-- RECORDS FOR THIS EXERCISE follows --
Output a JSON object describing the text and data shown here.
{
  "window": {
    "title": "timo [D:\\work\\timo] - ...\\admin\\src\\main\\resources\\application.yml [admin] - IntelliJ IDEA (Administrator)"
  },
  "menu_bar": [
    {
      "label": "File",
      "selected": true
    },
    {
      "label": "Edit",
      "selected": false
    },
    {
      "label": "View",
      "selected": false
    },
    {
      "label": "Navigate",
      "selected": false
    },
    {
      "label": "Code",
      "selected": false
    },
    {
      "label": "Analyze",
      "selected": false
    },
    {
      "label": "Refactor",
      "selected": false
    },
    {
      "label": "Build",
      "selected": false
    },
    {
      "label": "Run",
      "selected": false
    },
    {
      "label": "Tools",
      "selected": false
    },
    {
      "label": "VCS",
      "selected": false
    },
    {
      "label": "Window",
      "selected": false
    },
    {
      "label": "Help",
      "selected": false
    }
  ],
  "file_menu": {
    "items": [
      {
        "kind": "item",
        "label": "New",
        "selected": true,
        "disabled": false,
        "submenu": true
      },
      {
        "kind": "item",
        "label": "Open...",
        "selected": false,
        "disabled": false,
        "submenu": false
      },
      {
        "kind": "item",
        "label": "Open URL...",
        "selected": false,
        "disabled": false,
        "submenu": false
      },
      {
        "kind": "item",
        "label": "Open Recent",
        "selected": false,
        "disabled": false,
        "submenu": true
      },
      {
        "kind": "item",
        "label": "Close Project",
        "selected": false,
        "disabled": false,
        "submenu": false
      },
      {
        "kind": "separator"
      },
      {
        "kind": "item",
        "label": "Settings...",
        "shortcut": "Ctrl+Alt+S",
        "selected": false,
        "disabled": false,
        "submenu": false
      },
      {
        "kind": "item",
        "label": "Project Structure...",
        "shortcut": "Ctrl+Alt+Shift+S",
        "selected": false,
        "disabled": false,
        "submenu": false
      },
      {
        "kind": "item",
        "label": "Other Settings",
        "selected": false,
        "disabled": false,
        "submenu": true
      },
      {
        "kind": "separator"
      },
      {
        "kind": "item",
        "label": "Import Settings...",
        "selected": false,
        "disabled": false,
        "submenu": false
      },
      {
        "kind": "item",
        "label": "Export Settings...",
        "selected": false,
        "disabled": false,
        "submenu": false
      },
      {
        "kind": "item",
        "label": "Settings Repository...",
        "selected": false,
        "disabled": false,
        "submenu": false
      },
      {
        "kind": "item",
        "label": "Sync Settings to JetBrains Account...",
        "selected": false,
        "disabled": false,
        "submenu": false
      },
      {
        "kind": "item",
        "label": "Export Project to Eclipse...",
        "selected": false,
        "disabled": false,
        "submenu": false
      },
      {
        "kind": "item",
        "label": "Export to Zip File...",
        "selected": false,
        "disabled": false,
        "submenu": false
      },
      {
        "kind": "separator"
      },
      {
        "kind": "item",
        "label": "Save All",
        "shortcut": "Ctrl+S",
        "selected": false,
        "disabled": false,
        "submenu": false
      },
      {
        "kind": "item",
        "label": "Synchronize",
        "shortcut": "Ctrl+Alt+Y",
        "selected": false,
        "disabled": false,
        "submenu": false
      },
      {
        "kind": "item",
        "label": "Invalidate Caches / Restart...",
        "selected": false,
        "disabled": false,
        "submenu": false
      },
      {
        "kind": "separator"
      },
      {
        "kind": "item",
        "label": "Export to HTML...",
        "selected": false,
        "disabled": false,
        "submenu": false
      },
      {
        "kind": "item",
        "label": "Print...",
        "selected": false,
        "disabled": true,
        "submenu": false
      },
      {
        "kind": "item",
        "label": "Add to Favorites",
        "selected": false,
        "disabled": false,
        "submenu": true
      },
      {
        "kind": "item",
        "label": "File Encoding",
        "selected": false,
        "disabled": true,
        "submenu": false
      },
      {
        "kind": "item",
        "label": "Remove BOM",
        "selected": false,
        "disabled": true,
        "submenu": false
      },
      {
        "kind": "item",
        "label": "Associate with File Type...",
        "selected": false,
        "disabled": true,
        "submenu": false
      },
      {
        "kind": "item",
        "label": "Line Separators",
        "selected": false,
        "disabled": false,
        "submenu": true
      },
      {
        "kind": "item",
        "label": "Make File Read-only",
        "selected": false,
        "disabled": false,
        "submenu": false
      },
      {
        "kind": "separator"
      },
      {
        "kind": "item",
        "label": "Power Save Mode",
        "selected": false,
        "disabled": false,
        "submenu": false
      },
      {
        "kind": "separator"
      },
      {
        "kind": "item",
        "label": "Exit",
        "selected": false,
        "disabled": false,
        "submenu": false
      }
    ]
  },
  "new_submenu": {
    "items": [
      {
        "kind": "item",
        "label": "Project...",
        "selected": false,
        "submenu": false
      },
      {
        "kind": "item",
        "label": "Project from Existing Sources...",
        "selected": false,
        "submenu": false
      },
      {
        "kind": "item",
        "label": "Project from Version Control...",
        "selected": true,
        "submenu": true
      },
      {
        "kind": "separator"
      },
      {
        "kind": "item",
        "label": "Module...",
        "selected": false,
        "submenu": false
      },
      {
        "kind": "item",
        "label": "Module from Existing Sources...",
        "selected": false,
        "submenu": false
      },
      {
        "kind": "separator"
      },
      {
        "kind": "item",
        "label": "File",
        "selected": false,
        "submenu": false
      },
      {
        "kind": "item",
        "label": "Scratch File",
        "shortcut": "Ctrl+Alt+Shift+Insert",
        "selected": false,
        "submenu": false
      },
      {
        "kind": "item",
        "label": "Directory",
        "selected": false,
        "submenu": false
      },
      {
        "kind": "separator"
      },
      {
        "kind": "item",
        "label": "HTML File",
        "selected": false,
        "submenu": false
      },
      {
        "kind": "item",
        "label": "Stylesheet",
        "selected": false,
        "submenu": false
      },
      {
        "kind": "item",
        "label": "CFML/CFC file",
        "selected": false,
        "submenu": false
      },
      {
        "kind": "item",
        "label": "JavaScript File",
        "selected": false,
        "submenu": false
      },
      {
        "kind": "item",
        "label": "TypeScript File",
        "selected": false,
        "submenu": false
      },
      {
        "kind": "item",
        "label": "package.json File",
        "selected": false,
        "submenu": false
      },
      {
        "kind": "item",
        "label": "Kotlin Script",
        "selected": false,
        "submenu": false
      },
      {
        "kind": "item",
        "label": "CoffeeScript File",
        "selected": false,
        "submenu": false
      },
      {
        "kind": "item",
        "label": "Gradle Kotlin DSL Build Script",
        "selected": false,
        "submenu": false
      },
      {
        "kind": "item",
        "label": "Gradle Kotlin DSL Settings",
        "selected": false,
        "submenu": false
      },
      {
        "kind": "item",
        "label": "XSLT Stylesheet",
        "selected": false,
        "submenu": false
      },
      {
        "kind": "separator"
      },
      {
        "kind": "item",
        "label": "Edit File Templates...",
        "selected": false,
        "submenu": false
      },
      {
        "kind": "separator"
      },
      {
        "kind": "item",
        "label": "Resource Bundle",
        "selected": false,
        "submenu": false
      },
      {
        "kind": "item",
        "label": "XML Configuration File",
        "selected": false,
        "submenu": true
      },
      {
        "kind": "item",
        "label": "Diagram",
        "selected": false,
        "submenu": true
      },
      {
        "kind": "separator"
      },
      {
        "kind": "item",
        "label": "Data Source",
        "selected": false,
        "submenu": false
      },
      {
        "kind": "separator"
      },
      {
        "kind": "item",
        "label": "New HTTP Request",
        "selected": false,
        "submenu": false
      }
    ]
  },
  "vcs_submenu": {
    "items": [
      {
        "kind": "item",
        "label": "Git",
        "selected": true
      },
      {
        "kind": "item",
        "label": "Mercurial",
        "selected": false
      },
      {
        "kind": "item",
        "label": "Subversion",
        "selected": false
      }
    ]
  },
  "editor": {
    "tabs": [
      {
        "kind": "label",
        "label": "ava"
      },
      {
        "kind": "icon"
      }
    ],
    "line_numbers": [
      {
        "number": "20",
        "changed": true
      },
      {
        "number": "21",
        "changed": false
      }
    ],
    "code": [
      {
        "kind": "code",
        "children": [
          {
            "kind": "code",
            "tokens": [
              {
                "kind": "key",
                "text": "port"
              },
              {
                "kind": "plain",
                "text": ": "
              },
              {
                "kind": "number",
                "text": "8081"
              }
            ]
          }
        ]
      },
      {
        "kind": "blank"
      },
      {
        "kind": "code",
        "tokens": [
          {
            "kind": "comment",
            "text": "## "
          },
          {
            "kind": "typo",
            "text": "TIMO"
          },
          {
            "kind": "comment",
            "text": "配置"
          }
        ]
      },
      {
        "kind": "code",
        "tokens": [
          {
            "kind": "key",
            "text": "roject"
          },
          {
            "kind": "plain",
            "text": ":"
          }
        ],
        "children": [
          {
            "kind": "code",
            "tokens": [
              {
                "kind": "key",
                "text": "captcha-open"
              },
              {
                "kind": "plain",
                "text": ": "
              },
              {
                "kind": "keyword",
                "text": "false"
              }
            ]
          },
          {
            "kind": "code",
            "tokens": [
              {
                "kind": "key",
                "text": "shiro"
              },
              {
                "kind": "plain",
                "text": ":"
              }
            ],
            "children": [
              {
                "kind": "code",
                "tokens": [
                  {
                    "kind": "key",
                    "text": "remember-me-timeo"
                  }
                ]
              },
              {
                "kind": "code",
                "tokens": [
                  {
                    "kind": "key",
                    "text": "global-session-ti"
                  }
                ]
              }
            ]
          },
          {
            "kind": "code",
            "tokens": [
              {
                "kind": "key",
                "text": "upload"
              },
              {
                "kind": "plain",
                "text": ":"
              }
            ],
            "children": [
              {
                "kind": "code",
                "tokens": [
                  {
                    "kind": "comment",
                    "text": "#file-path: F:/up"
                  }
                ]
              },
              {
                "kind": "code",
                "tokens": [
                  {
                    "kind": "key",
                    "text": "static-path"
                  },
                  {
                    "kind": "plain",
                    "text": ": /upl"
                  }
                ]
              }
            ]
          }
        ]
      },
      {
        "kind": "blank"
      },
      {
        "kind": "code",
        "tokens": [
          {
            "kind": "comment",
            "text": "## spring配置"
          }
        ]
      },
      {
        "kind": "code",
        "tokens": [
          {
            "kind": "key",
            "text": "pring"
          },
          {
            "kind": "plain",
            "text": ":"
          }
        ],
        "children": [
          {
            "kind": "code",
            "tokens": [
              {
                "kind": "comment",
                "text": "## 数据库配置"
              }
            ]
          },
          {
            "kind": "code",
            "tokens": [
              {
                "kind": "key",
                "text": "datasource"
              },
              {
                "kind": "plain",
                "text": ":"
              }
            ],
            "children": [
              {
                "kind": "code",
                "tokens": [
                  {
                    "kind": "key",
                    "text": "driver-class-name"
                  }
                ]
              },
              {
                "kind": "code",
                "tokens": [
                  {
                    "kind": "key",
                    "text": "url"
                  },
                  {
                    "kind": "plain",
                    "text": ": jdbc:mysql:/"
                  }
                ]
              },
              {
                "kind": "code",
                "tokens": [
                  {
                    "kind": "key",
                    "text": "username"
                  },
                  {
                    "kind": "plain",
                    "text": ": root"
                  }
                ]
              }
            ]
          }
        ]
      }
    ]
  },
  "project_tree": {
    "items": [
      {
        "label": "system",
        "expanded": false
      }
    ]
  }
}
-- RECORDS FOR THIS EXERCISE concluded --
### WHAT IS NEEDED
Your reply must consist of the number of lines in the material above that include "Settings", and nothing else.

### ANSWER
7